++++ Records provided ++++

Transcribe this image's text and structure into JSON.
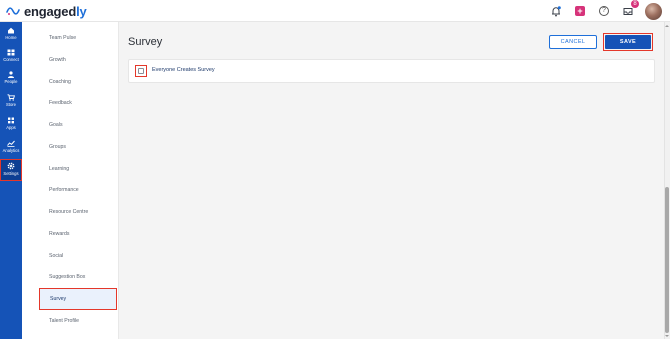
{
  "brand": {
    "logo_main": "engaged",
    "logo_accent": "ly",
    "brand_color": "#1e6fd9"
  },
  "topbar": {
    "icons": [
      "bell-icon",
      "plus-icon",
      "help-icon",
      "inbox-icon",
      "avatar"
    ],
    "plus_glyph": "+",
    "help_glyph": "?",
    "inbox_badge": "8"
  },
  "rail": {
    "items": [
      {
        "label": "Home",
        "icon": "home-icon"
      },
      {
        "label": "Connect",
        "icon": "connect-icon"
      },
      {
        "label": "People",
        "icon": "people-icon"
      },
      {
        "label": "Store",
        "icon": "cart-icon"
      },
      {
        "label": "Apps",
        "icon": "apps-icon"
      },
      {
        "label": "Analytics",
        "icon": "analytics-icon"
      },
      {
        "label": "Settings",
        "icon": "gear-icon",
        "active": true
      }
    ]
  },
  "submenu": {
    "items": [
      {
        "label": "Team Pulse"
      },
      {
        "label": "Growth"
      },
      {
        "label": "Coaching"
      },
      {
        "label": "Feedback"
      },
      {
        "label": "Goals"
      },
      {
        "label": "Groups"
      },
      {
        "label": "Learning"
      },
      {
        "label": "Performance"
      },
      {
        "label": "Resource Centre"
      },
      {
        "label": "Rewards"
      },
      {
        "label": "Social"
      },
      {
        "label": "Suggestion Box"
      },
      {
        "label": "Survey",
        "selected": true
      },
      {
        "label": "Talent Profile"
      }
    ]
  },
  "main": {
    "title": "Survey",
    "cancel_label": "CANCEL",
    "save_label": "SAVE",
    "option": {
      "label": "Everyone Creates Survey",
      "checked": false
    }
  },
  "colors": {
    "rail_bg": "#1553b7",
    "highlight": "#e4372a",
    "accent": "#1e6fd9",
    "plus_badge": "#d6337a"
  }
}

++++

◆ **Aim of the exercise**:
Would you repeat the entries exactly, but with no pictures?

◆ **Written response**:
Transcribe this image's text and structure into JSON.
{
  "brand": {
    "logo_main": "engaged",
    "logo_accent": "ly",
    "brand_color": "#1e6fd9"
  },
  "topbar": {
    "icons": [
      "bell-icon",
      "plus-icon",
      "help-icon",
      "inbox-icon",
      "avatar"
    ],
    "plus_glyph": "+",
    "help_glyph": "?",
    "inbox_badge": "8"
  },
  "rail": {
    "items": [
      {
        "label": "Home",
        "icon": "home-icon"
      },
      {
        "label": "Connect",
        "icon": "connect-icon"
      },
      {
        "label": "People",
        "icon": "people-icon"
      },
      {
        "label": "Store",
        "icon": "cart-icon"
      },
      {
        "label": "Apps",
        "icon": "apps-icon"
      },
      {
        "label": "Analytics",
        "icon": "analytics-icon"
      },
      {
        "label": "Settings",
        "icon": "gear-icon",
        "active": true
      }
    ]
  },
  "submenu": {
    "items": [
      {
        "label": "Team Pulse"
      },
      {
        "label": "Growth"
      },
      {
        "label": "Coaching"
      },
      {
        "label": "Feedback"
      },
      {
        "label": "Goals"
      },
      {
        "label": "Groups"
      },
      {
        "label": "Learning"
      },
      {
        "label": "Performance"
      },
      {
        "label": "Resource Centre"
      },
      {
        "label": "Rewards"
      },
      {
        "label": "Social"
      },
      {
        "label": "Suggestion Box"
      },
      {
        "label": "Survey",
        "selected": true
      },
      {
        "label": "Talent Profile"
      }
    ]
  },
  "main": {
    "title": "Survey",
    "cancel_label": "CANCEL",
    "save_label": "SAVE",
    "option": {
      "label": "Everyone Creates Survey",
      "checked": false
    }
  },
  "colors": {
    "rail_bg": "#1553b7",
    "highlight": "#e4372a",
    "accent": "#1e6fd9",
    "plus_badge": "#d6337a"
  }
}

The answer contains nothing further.